  1. Shi, Hongling MSN
  2. Li, Wentao PhD
  3. Zhou, Xiaohua MSN
  4. Liu, Xin BSN
  5. Liu, Ju BSN
  6. Fan, Shuqin MSN
  7. Wang, Huina BSN
  8. An, Libin MD, PhD


Background: Although researchers have shown that prodromal symptoms can predict acute coronary events, the ability of patients with acute coronary syndrome (ACS) to identify these symptoms in a timely manner is limited.


Objectives: We aimed to assess prodromal symptoms in Chinese patients with ACS and their responses to symptoms by sex.


Design: This cross-sectional, multicenter study involved 5 teaching hospitals in China and included 806 patients admitted for ACS between June 2013 and February 2014. The McSweeney Acute and Prodromal Myocardial Infarction Symptom Survey (Chinese version) was used to gather data.

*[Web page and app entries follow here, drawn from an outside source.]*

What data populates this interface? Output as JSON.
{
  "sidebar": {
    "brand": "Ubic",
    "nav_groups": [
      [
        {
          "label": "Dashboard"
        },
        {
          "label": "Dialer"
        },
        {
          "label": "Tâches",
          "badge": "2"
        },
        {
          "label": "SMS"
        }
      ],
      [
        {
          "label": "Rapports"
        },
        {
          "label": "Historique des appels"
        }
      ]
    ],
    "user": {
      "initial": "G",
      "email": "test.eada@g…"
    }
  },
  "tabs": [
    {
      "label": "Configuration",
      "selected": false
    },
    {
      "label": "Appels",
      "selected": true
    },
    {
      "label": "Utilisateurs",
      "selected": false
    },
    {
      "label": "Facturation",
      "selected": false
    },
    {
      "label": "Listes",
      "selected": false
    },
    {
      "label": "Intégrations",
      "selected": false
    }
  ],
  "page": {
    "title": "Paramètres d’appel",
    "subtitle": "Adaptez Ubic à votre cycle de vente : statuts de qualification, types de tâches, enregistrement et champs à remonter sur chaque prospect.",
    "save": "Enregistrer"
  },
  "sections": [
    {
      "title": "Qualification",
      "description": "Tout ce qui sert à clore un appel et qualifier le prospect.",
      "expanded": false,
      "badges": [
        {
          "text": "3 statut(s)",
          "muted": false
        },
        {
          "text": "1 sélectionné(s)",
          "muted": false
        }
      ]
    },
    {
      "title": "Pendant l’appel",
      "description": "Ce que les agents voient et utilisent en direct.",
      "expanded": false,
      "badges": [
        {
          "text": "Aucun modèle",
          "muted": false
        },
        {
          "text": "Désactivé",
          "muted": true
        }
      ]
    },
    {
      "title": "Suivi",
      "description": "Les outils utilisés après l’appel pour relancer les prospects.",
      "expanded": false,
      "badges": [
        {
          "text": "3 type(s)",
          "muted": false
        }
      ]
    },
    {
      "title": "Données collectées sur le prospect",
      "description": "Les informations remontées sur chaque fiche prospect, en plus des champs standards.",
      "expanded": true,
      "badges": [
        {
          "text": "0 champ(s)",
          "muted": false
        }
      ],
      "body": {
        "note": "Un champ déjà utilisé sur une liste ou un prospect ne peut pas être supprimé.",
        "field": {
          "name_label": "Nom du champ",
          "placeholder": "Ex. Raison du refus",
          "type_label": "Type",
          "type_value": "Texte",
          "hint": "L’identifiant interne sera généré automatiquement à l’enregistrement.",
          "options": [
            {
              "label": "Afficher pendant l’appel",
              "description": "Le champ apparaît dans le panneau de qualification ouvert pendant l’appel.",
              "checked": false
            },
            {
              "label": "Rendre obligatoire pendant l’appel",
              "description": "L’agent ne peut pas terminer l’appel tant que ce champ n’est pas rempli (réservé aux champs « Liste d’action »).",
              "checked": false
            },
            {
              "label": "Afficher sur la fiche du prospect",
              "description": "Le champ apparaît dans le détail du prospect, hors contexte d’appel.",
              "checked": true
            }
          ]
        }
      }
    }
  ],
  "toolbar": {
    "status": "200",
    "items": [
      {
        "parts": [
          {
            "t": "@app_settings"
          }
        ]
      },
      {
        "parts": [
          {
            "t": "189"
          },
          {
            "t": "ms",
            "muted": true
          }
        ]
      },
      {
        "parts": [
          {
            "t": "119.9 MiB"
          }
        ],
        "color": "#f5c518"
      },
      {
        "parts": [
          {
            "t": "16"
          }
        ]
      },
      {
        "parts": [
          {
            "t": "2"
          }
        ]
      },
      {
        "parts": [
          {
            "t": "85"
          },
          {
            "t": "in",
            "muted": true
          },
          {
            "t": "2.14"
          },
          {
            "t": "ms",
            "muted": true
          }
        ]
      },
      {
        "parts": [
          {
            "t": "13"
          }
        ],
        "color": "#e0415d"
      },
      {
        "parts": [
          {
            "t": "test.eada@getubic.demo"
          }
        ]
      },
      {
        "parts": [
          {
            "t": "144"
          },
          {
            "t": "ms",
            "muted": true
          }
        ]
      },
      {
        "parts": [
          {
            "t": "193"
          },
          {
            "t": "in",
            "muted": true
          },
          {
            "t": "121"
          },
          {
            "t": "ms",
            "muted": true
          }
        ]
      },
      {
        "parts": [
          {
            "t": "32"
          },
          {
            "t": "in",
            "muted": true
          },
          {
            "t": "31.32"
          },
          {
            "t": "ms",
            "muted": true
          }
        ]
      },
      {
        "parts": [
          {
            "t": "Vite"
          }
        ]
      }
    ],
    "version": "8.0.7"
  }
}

Results: Among 806 patients (including 483 women), 688 (85.4%) experienced at least 1 prodromal symptom before ACS onset. Using adjusted logistic regression models, we determined that women were significantly more likely than men to report back pain, between- or under-shoulder blade pain/discomfort, sleep disturbances, anxiousness, or heart racing. The prevalence of generalized chest pain and loss of appetite was higher among men than women. Only 41% of patients attributed their prodromal symptoms to the heart, and women were more likely than men to attribute prodromal symptoms to a heart attack.


Conclusions: More than two-thirds of patients with ACS reported at least 1 prodromal symptom, with some significant sex differences. Most patients do not attribute their symptoms to an impending ACS event.